◆ **Task to carry out**
Give all of the data again exactly as written, omitting every image.

◆ **Material for the task**
-*-

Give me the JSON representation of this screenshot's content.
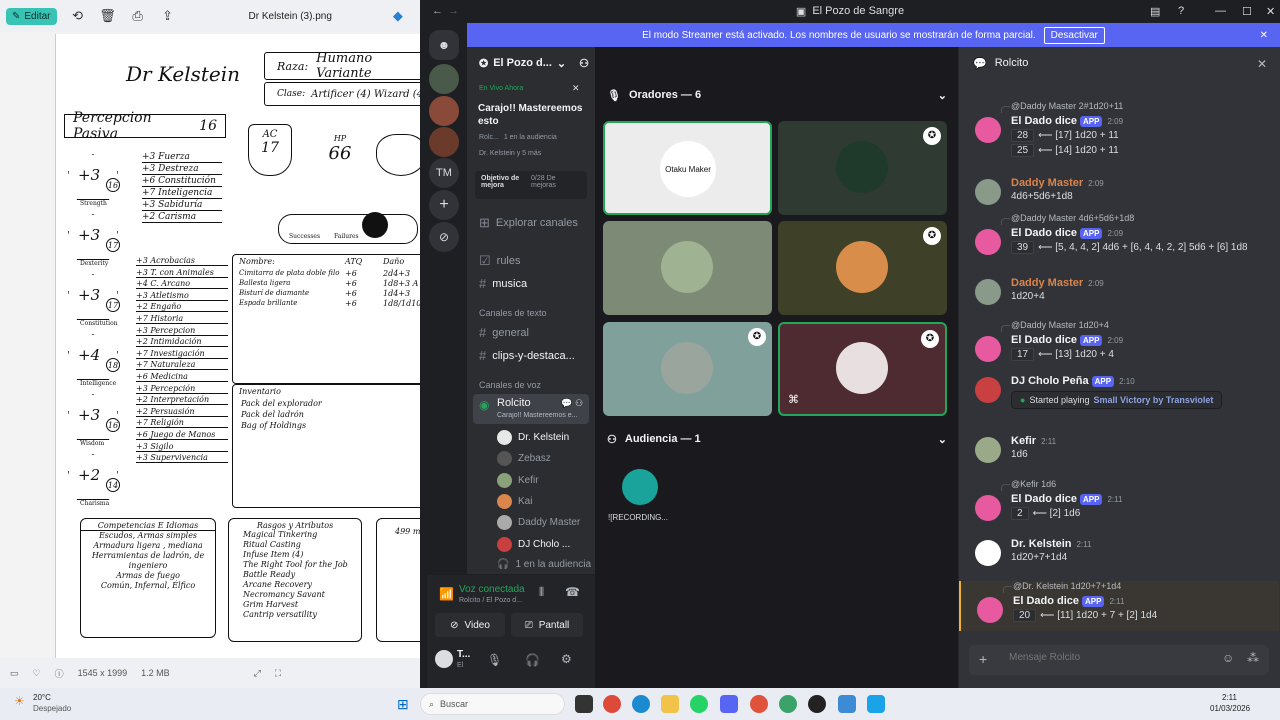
{
  "viewer": {
    "edit_label": "Editar",
    "filename": "Dr Kelstein (3).png",
    "dimensions": "1545 x 1999",
    "filesize": "1.2 MB"
  },
  "sheet": {
    "name": "Dr Kelstein",
    "race_label": "Raza:",
    "race": "Humano Variante",
    "class_label": "Clase:",
    "class": "Artificer (4) Wizard (4)",
    "passive_label": "Percepcion Pasiva",
    "passive": "16",
    "ac_label": "AC",
    "ac": "17",
    "hp_label": "HP",
    "hp": "66",
    "successes": "Successes",
    "failures": "Failures",
    "abilities": [
      {
        "mod": "+3",
        "score": "16",
        "name": "Strength"
      },
      {
        "mod": "+3",
        "score": "17",
        "name": "Dexterity"
      },
      {
        "mod": "+3",
        "score": "17",
        "name": "Constitution"
      },
      {
        "mod": "+4",
        "score": "18",
        "name": "Intelligence"
      },
      {
        "mod": "+3",
        "score": "16",
        "name": "Wisdom"
      },
      {
        "mod": "+2",
        "score": "14",
        "name": "Charisma"
      }
    ],
    "saves": [
      "+3 Fuerza",
      "+3 Destreza",
      "+6 Constitución",
      "+7 Inteligencia",
      "+3 Sabiduría",
      "+2 Carisma"
    ],
    "skills": [
      "+3 Acrobacias",
      "+3 T. con Animales",
      "+4 C. Arcano",
      "+3 Atletismo",
      "+2 Engaño",
      "+7 Historia",
      "+3 Percepcion",
      "+2 Intimidación",
      "+7 Investigación",
      "+7 Naturaleza",
      "+6 Medicina",
      "+3 Percepción",
      "+2 Interpretación",
      "+2 Persuasión",
      "+7 Religión",
      "+6 Juego de Manos",
      "+3 Sigilo",
      "+3 Supervivencia"
    ],
    "weapon_headers": [
      "Nombre:",
      "ATQ",
      "Daño"
    ],
    "weapons": [
      [
        "Cimitarra de plata doble filo",
        "+6",
        "2d4+3"
      ],
      [
        "Ballesta ligera",
        "+6",
        "1d8+3 A"
      ],
      [
        "Bisturí de diamante",
        "+6",
        "1d4+3"
      ],
      [
        "Espada brillante",
        "+6",
        "1d8/1d10+"
      ]
    ],
    "inventory_title": "Inventario",
    "inventory": [
      "Pack del explorador",
      "Pack del ladrón",
      "Bag of Holdings"
    ],
    "prof_title": "Competencias E Idiomas",
    "prof": [
      "Escudos, Armas simples",
      "Armadura ligera , mediana",
      "Herramientas de ladrón, de ingeniero",
      "Armas de fuego",
      "Común, Infernal, Élfico"
    ],
    "traits_title": "Rasgos y Atributos",
    "traits": [
      "Magical Tinkering",
      "Ritual Casting",
      "Infuse Item (4)",
      "The Right Tool for the Job",
      "Battle Ready",
      "Arcane Recovery",
      "Necromancy Savant",
      "Grim Harvest",
      "Cantrip versatility"
    ],
    "extra": "499 m"
  },
  "discord": {
    "window_title": "El Pozo de Sangre",
    "streamer_notice": "El modo Streamer está activado. Los nombres de usuario se mostrarán de forma parcial.",
    "streamer_btn": "Desactivar",
    "guild_label": "TM",
    "server_name": "El Pozo d...",
    "live_label": "En Vivo Ahora",
    "event_title": "Carajo!! Mastereemos esto",
    "event_meta1": "Rolc...",
    "event_meta2": "1 en la audiencia",
    "event_meta3": "Dr. Kelstein y 5 más",
    "boost_label": "Objetivo de mejora",
    "boost_value": "0/28 De mejoras",
    "explore": "Explorar canales",
    "channels_top": [
      "rules",
      "musica"
    ],
    "text_cat": "Canales de texto",
    "text_channels": [
      "general",
      "clips-y-destaca..."
    ],
    "voice_cat": "Canales de voz",
    "voice_channel": "Rolcito",
    "voice_sub": "Carajo!! Mastereemos e...",
    "voice_users": [
      "Dr. Kelstein",
      "Zebasz",
      "Kefir",
      "Kai",
      "Daddy Master",
      "DJ Cholo ..."
    ],
    "audience_note": "1 en la audiencia",
    "connected": "Voz conectada",
    "connected_sub": "Rolcito / El Pozo d...",
    "video_btn": "Video",
    "screen_btn": "Pantall",
    "user_short": "T...",
    "user_status": "El",
    "speakers_title": "Oradores — 6",
    "audience_title": "Audiencia — 1",
    "audience_user": "![RECORDING...",
    "otaku_text": "Otaku Maker",
    "chat_channel": "Rolcito",
    "chat_placeholder": "Mensaje Rolcito"
  },
  "messages": [
    {
      "reply": "@Daddy Master 2#1d20+11",
      "name": "El Dado dice",
      "app": "APP",
      "time": "2:09",
      "lines": [
        [
          "28",
          "⟵ [17] 1d20 + 11"
        ],
        [
          "25",
          "⟵ [14] 1d20 + 11"
        ]
      ]
    },
    {
      "name": "Daddy Master",
      "time": "2:09",
      "text": "4d6+5d6+1d8"
    },
    {
      "reply": "@Daddy Master 4d6+5d6+1d8",
      "name": "El Dado dice",
      "app": "APP",
      "time": "2:09",
      "lines": [
        [
          "39",
          "⟵ [5, 4, 4, 2] 4d6 + [6, 4, 4, 2, 2] 5d6 + [6] 1d8"
        ]
      ]
    },
    {
      "name": "Daddy Master",
      "time": "2:09",
      "text": "1d20+4"
    },
    {
      "reply": "@Daddy Master 1d20+4",
      "name": "El Dado dice",
      "app": "APP",
      "time": "2:09",
      "lines": [
        [
          "17",
          "⟵ [13] 1d20 + 4"
        ]
      ]
    },
    {
      "name": "DJ Cholo Peña",
      "app": "APP",
      "time": "2:10",
      "activity": "Started playing",
      "activity_link": "Small Victory by Transviolet"
    },
    {
      "name": "Kefir",
      "time": "2:11",
      "text": "1d6"
    },
    {
      "reply": "@Kefir 1d6",
      "name": "El Dado dice",
      "app": "APP",
      "time": "2:11",
      "lines": [
        [
          "2",
          "⟵ [2] 1d6"
        ]
      ]
    },
    {
      "name": "Dr. Kelstein",
      "time": "2:11",
      "text": "1d20+7+1d4"
    },
    {
      "reply": "@Dr. Kelstein 1d20+7+1d4",
      "name": "El Dado dice",
      "app": "APP",
      "time": "2:11",
      "lines": [
        [
          "20",
          "⟵ [11] 1d20 + 7 + [2] 1d4"
        ]
      ]
    }
  ],
  "taskbar": {
    "temp": "20°C",
    "weather": "Despejado",
    "search": "Buscar",
    "time": "2:11",
    "date": "01/03/2026"
  },
  "colors": {
    "blurple": "#5865f2",
    "orange_name": "#d9854b",
    "green": "#23a55a"
  }
}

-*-

◆ **Answer to the problem**
Give me the JSON representation of this screenshot's content.
{
  "viewer": {
    "edit_label": "Editar",
    "filename": "Dr Kelstein (3).png",
    "dimensions": "1545 x 1999",
    "filesize": "1.2 MB"
  },
  "sheet": {
    "name": "Dr Kelstein",
    "race_label": "Raza:",
    "race": "Humano Variante",
    "class_label": "Clase:",
    "class": "Artificer (4) Wizard (4)",
    "passive_label": "Percepcion Pasiva",
    "passive": "16",
    "ac_label": "AC",
    "ac": "17",
    "hp_label": "HP",
    "hp": "66",
    "successes": "Successes",
    "failures": "Failures",
    "abilities": [
      {
        "mod": "+3",
        "score": "16",
        "name": "Strength"
      },
      {
        "mod": "+3",
        "score": "17",
        "name": "Dexterity"
      },
      {
        "mod": "+3",
        "score": "17",
        "name": "Constitution"
      },
      {
        "mod": "+4",
        "score": "18",
        "name": "Intelligence"
      },
      {
        "mod": "+3",
        "score": "16",
        "name": "Wisdom"
      },
      {
        "mod": "+2",
        "score": "14",
        "name": "Charisma"
      }
    ],
    "saves": [
      "+3 Fuerza",
      "+3 Destreza",
      "+6 Constitución",
      "+7 Inteligencia",
      "+3 Sabiduría",
      "+2 Carisma"
    ],
    "skills": [
      "+3 Acrobacias",
      "+3 T. con Animales",
      "+4 C. Arcano",
      "+3 Atletismo",
      "+2 Engaño",
      "+7 Historia",
      "+3 Percepcion",
      "+2 Intimidación",
      "+7 Investigación",
      "+7 Naturaleza",
      "+6 Medicina",
      "+3 Percepción",
      "+2 Interpretación",
      "+2 Persuasión",
      "+7 Religión",
      "+6 Juego de Manos",
      "+3 Sigilo",
      "+3 Supervivencia"
    ],
    "weapon_headers": [
      "Nombre:",
      "ATQ",
      "Daño"
    ],
    "weapons": [
      [
        "Cimitarra de plata doble filo",
        "+6",
        "2d4+3"
      ],
      [
        "Ballesta ligera",
        "+6",
        "1d8+3 A"
      ],
      [
        "Bisturí de diamante",
        "+6",
        "1d4+3"
      ],
      [
        "Espada brillante",
        "+6",
        "1d8/1d10+"
      ]
    ],
    "inventory_title": "Inventario",
    "inventory": [
      "Pack del explorador",
      "Pack del ladrón",
      "Bag of Holdings"
    ],
    "prof_title": "Competencias E Idiomas",
    "prof": [
      "Escudos, Armas simples",
      "Armadura ligera , mediana",
      "Herramientas de ladrón, de ingeniero",
      "Armas de fuego",
      "Común, Infernal, Élfico"
    ],
    "traits_title": "Rasgos y Atributos",
    "traits": [
      "Magical Tinkering",
      "Ritual Casting",
      "Infuse Item (4)",
      "The Right Tool for the Job",
      "Battle Ready",
      "Arcane Recovery",
      "Necromancy Savant",
      "Grim Harvest",
      "Cantrip versatility"
    ],
    "extra": "499 m"
  },
  "discord": {
    "window_title": "El Pozo de Sangre",
    "streamer_notice": "El modo Streamer está activado. Los nombres de usuario se mostrarán de forma parcial.",
    "streamer_btn": "Desactivar",
    "guild_label": "TM",
    "server_name": "El Pozo d...",
    "live_label": "En Vivo Ahora",
    "event_title": "Carajo!! Mastereemos esto",
    "event_meta1": "Rolc...",
    "event_meta2": "1 en la audiencia",
    "event_meta3": "Dr. Kelstein y 5 más",
    "boost_label": "Objetivo de mejora",
    "boost_value": "0/28 De mejoras",
    "explore": "Explorar canales",
    "channels_top": [
      "rules",
      "musica"
    ],
    "text_cat": "Canales de texto",
    "text_channels": [
      "general",
      "clips-y-destaca..."
    ],
    "voice_cat": "Canales de voz",
    "voice_channel": "Rolcito",
    "voice_sub": "Carajo!! Mastereemos e...",
    "voice_users": [
      "Dr. Kelstein",
      "Zebasz",
      "Kefir",
      "Kai",
      "Daddy Master",
      "DJ Cholo ..."
    ],
    "audience_note": "1 en la audiencia",
    "connected": "Voz conectada",
    "connected_sub": "Rolcito / El Pozo d...",
    "video_btn": "Video",
    "screen_btn": "Pantall",
    "user_short": "T...",
    "user_status": "El",
    "speakers_title": "Oradores — 6",
    "audience_title": "Audiencia — 1",
    "audience_user": "![RECORDING...",
    "otaku_text": "Otaku Maker",
    "chat_channel": "Rolcito",
    "chat_placeholder": "Mensaje Rolcito"
  },
  "messages": [
    {
      "reply": "@Daddy Master 2#1d20+11",
      "name": "El Dado dice",
      "app": "APP",
      "time": "2:09",
      "lines": [
        [
          "28",
          "⟵ [17] 1d20 + 11"
        ],
        [
          "25",
          "⟵ [14] 1d20 + 11"
        ]
      ]
    },
    {
      "name": "Daddy Master",
      "time": "2:09",
      "text": "4d6+5d6+1d8"
    },
    {
      "reply": "@Daddy Master 4d6+5d6+1d8",
      "name": "El Dado dice",
      "app": "APP",
      "time": "2:09",
      "lines": [
        [
          "39",
          "⟵ [5, 4, 4, 2] 4d6 + [6, 4, 4, 2, 2] 5d6 + [6] 1d8"
        ]
      ]
    },
    {
      "name": "Daddy Master",
      "time": "2:09",
      "text": "1d20+4"
    },
    {
      "reply": "@Daddy Master 1d20+4",
      "name": "El Dado dice",
      "app": "APP",
      "time": "2:09",
      "lines": [
        [
          "17",
          "⟵ [13] 1d20 + 4"
        ]
      ]
    },
    {
      "name": "DJ Cholo Peña",
      "app": "APP",
      "time": "2:10",
      "activity": "Started playing",
      "activity_link": "Small Victory by Transviolet"
    },
    {
      "name": "Kefir",
      "time": "2:11",
      "text": "1d6"
    },
    {
      "reply": "@Kefir 1d6",
      "name": "El Dado dice",
      "app": "APP",
      "time": "2:11",
      "lines": [
        [
          "2",
          "⟵ [2] 1d6"
        ]
      ]
    },
    {
      "name": "Dr. Kelstein",
      "time": "2:11",
      "text": "1d20+7+1d4"
    },
    {
      "reply": "@Dr. Kelstein 1d20+7+1d4",
      "name": "El Dado dice",
      "app": "APP",
      "time": "2:11",
      "lines": [
        [
          "20",
          "⟵ [11] 1d20 + 7 + [2] 1d4"
        ]
      ]
    }
  ],
  "taskbar": {
    "temp": "20°C",
    "weather": "Despejado",
    "search": "Buscar",
    "time": "2:11",
    "date": "01/03/2026"
  },
  "colors": {
    "blurple": "#5865f2",
    "orange_name": "#d9854b",
    "green": "#23a55a"
  }
}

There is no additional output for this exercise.